The 2012 Paralympic Games from London - Day 10, Victory Parade
- on September 10, 2012
It's the last day of the Paralympics - and what a Parade
Paralympians and Olympians are cheered by the crowds.
Here are pictures of the parade in downtown London on Monday:
A zoomable image of the players:
South African Oscar Pistorius winsT44 400m gold:
The British swimmer Ellie Simmonds, after she wins silver in the S6 100m Freestyle:
Winning Friday's 200m, with a new record time of 21.05, Northern Irishman Jason Smyth spoke of his feelings about the Paralympics:
Now, the sad part. Many Paralympians will return home, especially in poorer countries, to a life of sadness and extreme effort just to get by from day to day. I quote part of Nick Harris' article in the Mail Online, September 8, 2012, with the accompanying photograph:
Gambia’s Paralympians fear they will become even poorer after having been to the Paralympics in London
Two Paralympians from the impoverished West African country of Gambia have told Inside Sport how the London Games will be a 'mixed blessing' for them because they expect to see a decrease in their already meagre incomes as a result of taking part.
Demba Jarsu, 23, took part in the men's T54 100m and 800m events and Isatou Nyang, 28, in the women's races in the same disciplines.
Both are in wheelchairs; Jarsu through polio and Nyang because she was born with deformed legs.
Shortly, Isatou Nyang and Demba Jarsu will be back to the Gambia and reality.
By Wednesday morning, both will be at home in Gambia earning their living by begging on the streets, where they can expect to make around £2 a day.
'It's not easy to get a job when you are disabled in Gambia,' Demba, who receives no formal financial support for his training, tells me. '
There is a stigma. Being at the Games is good because it shows that we are capable of doing things. In time, we hope attitudes change.'
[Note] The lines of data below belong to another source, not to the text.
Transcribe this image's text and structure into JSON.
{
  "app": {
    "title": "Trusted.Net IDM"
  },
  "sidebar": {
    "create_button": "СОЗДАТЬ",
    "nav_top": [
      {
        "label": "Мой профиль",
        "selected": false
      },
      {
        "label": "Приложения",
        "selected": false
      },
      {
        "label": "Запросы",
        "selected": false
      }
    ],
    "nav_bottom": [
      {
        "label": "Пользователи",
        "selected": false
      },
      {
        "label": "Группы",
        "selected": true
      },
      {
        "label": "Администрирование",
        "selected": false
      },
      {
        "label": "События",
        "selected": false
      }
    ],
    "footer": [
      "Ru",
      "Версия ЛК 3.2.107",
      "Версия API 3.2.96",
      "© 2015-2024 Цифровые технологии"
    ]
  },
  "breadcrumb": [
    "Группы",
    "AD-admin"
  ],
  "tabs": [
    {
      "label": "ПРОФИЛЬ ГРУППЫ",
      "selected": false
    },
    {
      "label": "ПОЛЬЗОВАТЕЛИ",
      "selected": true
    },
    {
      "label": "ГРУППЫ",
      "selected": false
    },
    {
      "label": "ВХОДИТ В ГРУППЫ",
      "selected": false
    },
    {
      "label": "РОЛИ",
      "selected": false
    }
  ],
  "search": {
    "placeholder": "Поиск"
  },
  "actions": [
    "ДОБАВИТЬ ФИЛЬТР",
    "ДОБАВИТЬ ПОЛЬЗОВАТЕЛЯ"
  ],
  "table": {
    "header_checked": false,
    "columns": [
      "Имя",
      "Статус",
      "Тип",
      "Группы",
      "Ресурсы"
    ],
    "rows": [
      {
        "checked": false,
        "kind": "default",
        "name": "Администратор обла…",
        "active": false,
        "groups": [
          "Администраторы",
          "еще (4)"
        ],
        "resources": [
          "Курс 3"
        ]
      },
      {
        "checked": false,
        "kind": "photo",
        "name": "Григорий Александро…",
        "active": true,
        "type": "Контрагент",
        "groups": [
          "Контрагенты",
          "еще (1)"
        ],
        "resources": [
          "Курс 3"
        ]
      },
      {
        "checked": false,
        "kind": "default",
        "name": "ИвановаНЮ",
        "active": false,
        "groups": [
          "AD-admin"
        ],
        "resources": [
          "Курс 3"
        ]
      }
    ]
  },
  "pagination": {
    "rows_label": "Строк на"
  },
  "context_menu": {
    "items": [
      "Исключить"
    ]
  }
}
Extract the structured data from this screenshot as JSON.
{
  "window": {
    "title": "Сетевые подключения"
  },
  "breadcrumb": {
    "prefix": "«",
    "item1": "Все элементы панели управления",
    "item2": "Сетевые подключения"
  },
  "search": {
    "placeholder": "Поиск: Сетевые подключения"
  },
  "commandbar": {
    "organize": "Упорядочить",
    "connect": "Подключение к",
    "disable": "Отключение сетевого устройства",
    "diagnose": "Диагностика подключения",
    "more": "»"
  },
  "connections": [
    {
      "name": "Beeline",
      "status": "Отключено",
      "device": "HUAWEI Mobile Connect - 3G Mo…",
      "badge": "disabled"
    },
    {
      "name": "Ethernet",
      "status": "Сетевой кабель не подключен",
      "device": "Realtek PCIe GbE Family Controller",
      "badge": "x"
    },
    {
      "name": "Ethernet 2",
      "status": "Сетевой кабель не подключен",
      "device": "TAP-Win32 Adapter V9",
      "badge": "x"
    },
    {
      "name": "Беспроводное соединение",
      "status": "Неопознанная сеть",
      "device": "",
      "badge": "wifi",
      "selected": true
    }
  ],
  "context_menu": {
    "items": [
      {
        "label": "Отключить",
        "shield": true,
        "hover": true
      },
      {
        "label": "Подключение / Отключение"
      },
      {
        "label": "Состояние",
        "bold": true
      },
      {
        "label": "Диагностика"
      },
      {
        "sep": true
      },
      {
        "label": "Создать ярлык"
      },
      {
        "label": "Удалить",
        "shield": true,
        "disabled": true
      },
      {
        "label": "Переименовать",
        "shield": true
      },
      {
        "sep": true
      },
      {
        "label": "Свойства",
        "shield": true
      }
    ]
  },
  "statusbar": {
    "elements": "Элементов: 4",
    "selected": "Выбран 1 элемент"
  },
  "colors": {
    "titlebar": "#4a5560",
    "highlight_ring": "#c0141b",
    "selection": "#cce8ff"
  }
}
Nyang says: 'It is a mixed blessing. Our long-term goal is to help improve attitudes and, therefore, people's lives. But when we go back, we expect the public to think: "They've been to London. Why should we give money to them any more? They must be rich and famous".'
LOCOG paid for flights and accommodation for Gambia's six-strong delegation, led by the president of the country's Paralympics Association, Sulayman Colley.
But Colley says his association struggles even to obtain wheelchairs, so any secondhand equipment is gratefully received.
He can be contacted through paralympicgambia.weebly.com.
Can you believe this? Can you imagine what people must go through when they are disabled in a developing country?
I hope later on to have Ebrahima Mbowe, who is in The Gambia,to interview these two participants.
Isatou Nyang in London
Here is Isatou Nyang's and Demba Jarsu, in their blog from The Gambia (Africa):
I have one more blog on the Paralympics: why there has been almost no coverage in this country, and why NBC did not broadcast a single live performance during the Paralympics.